Smartphones and the Great Digital Divide answer the questions below. Provide references
1. Even though 44 percent of African Americans and Latinos own a smartphone while only 30 percent of White, non-Hispanics do, many people contend that this isn't really closing the great digital divide because African Americans and Latinos use their smartphones more for entertainment than empowerment. Build an argument to support the previous statement.
2. When accessing the Internet, what can you do on a desktop or laptop computer that you can't do on a smartphone? If smartphones have fewer Internet capabilities (than desktop and laptop computers), can you necessarily link an increase in smartphone ownership within a U.S.-based economically-disadvantaged group of people to closing the great digital divide? Why or why not?
3. How does an increase in smartphone ownership in a third-world geographic region like Africa close the digital divide for countries in that region? If you owned a U.S. business and wanted to start doing business in Africa, what would be an essential part of your marketing strategy?
4. If you look at smartphone ownership by household income, you'll notice a fairly sizable dip for the category of $50,000-$75,000. To what do you attribute this? Justify your answer?
5. Finally, will greater access to the Internet cause a closing of the great digital divide? You can answer Yes, No, or Some. Whatever the case, build an argument for your answer.© BrainMass Inc. brainmass.com October 25, 2018, 8:03 am ad1c9bdddf
1. The Great Digital Divide is often referred to as just broadband internet connectivity and the lack thereof across multiple ethnic and socioeconomic groups.

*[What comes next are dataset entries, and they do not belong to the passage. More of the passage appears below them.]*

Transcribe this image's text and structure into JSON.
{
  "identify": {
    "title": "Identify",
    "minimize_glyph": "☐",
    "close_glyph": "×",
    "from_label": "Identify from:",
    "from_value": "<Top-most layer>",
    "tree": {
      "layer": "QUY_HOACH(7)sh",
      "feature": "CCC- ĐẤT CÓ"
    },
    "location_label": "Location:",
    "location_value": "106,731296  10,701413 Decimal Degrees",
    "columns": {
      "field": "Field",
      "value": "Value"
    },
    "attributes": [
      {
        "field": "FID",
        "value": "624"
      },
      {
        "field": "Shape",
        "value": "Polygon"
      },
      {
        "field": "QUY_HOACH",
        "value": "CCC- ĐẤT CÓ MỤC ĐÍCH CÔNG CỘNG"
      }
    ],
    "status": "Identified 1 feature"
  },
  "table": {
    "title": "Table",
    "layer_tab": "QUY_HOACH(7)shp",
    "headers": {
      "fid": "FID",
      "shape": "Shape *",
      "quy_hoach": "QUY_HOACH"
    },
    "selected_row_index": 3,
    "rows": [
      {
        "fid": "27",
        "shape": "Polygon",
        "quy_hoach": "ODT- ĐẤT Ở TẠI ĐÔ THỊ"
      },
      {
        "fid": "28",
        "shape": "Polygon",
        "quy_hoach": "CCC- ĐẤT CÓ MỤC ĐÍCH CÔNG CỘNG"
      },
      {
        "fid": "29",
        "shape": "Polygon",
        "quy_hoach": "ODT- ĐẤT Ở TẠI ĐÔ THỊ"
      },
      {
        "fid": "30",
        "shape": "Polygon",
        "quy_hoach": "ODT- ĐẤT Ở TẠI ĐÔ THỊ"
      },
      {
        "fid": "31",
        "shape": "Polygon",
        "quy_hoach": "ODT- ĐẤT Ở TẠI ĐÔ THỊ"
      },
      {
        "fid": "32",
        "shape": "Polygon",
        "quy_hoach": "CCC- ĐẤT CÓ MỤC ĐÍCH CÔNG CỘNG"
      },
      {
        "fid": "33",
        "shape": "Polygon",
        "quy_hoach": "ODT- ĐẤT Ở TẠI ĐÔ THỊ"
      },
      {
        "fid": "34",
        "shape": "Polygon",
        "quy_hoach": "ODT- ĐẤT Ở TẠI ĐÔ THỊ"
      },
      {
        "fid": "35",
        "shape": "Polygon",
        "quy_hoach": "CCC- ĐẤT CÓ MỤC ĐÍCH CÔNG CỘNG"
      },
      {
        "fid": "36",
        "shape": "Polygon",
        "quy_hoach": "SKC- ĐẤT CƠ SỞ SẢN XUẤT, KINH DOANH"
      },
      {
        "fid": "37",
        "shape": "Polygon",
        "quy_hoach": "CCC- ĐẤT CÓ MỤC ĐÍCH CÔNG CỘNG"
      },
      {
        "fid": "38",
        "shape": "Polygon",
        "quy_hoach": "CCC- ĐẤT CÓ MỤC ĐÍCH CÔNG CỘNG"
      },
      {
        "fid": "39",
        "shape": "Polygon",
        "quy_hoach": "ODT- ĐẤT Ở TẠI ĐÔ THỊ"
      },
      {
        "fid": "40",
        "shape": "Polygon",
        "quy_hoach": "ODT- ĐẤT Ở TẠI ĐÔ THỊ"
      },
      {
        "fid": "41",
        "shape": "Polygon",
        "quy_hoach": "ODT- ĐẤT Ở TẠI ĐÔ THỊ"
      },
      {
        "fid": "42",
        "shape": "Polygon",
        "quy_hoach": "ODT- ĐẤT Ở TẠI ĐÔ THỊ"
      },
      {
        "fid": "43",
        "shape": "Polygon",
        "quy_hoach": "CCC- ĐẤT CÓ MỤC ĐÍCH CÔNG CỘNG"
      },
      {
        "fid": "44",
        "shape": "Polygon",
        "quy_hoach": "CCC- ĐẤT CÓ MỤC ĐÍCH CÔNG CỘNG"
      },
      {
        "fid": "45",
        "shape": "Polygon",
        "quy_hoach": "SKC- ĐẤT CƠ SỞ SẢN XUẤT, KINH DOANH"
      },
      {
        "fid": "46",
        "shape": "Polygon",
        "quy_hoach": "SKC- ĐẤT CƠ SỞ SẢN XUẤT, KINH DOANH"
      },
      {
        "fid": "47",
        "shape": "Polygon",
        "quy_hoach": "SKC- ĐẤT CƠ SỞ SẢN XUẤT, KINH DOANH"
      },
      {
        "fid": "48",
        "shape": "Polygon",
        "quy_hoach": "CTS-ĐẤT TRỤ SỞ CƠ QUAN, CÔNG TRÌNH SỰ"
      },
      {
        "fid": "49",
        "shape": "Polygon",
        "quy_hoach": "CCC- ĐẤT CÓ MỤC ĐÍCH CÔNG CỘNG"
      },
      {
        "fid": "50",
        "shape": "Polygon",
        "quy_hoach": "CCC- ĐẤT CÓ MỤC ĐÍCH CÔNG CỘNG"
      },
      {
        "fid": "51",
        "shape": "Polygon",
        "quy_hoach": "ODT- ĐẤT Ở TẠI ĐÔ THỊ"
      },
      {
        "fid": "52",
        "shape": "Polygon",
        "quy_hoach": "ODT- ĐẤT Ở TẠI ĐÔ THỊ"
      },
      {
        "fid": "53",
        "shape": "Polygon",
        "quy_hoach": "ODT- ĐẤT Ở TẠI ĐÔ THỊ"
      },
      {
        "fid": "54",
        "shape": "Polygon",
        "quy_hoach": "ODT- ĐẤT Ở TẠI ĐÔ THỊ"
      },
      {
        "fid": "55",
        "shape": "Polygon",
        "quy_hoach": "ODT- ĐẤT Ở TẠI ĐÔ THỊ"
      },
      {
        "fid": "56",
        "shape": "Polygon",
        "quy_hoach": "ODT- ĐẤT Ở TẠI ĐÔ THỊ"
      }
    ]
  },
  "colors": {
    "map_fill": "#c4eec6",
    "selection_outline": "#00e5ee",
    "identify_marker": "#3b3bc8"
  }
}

However, the normal definition fails to consider that broadband internet connectivity itself does not a true internet user make; not in the sense that being connected to the internet alone will afford the user access to all of the knowledge and uses available to them on the web, especially those that can make him or her more productive.
While it is true that, according to a Pew Report published in July 2011, more Black Non-Hispanic and Hispanics owned smart phones as a percent of population compared to White Non Hispanic, the same report reveals that Whites owned other internet connected devices by a larger margin than other races. When you consider those things that you do on the internet that can be classified as truly accessing knowledge and making the user more productive, there are benefits to owning multiple devices to access the web. The limitations of the smart phone keep the owner from reading books published online (especially Google's library of classics), utilizing Microsoft's Office Suite to increase productivity, or even to have the ability to surf websites not optimized for mobile products. These limitations keep the user from truly being able to capitalize on what the web really has to offer. Therefore, when people have only one means of connecting to the internet, and this is in the form of a smart phone, to say the Digital Divide is being closed by smart phone ownership where other devices are readily available would be ...
The expert examines smartphones and the great digital divides. The attributes for sizable dip categories are determined.
Organizational Structure and the Best Structure Based on Current Business Strategy
Smartphones have seen good growth judging from the high percentage of people using them. This means the smartphone provider industry is experiencing growth.
In 2011, Nokia announced a strategic partnership with Microsoft, a new strategy and a new internal organization. Reuters.com (2011) reported on the changes:
"With Nokia's planned move to Windows Phone as its primary smartphone platform, Symbian becomes a franchise platform, leveraging previous investments to harvest additional value. This strategy recognizes the opportunity to retain and transition the installed base of 200 million Symbian owners. Nokia expects to sell approximately 150 million more Symbian devices in the years to come."
"As of April 1, Nokia will have a new company structure, which features two distinct business units: Smart Devices and Mobile Phones. They will focus on Nokia's key business areas: high-end smartphones and mass-market mobile phones. Each unit will have profit-and-loss responsibility and end-to-end accountability for the full consumer experience, including product development, product management and product marketing."
Sadly, that did not pan out.
How would you describe Nokia's organizational structure using THE FOLLOWING concepts "functional versus divisional versus conglomerate; centralized versus decentralized; mechanistic versus organic"?
Debate whether these changes help the company to execute its strategy going forward.
How does Nokia's structure compare to OTHER employer's structure?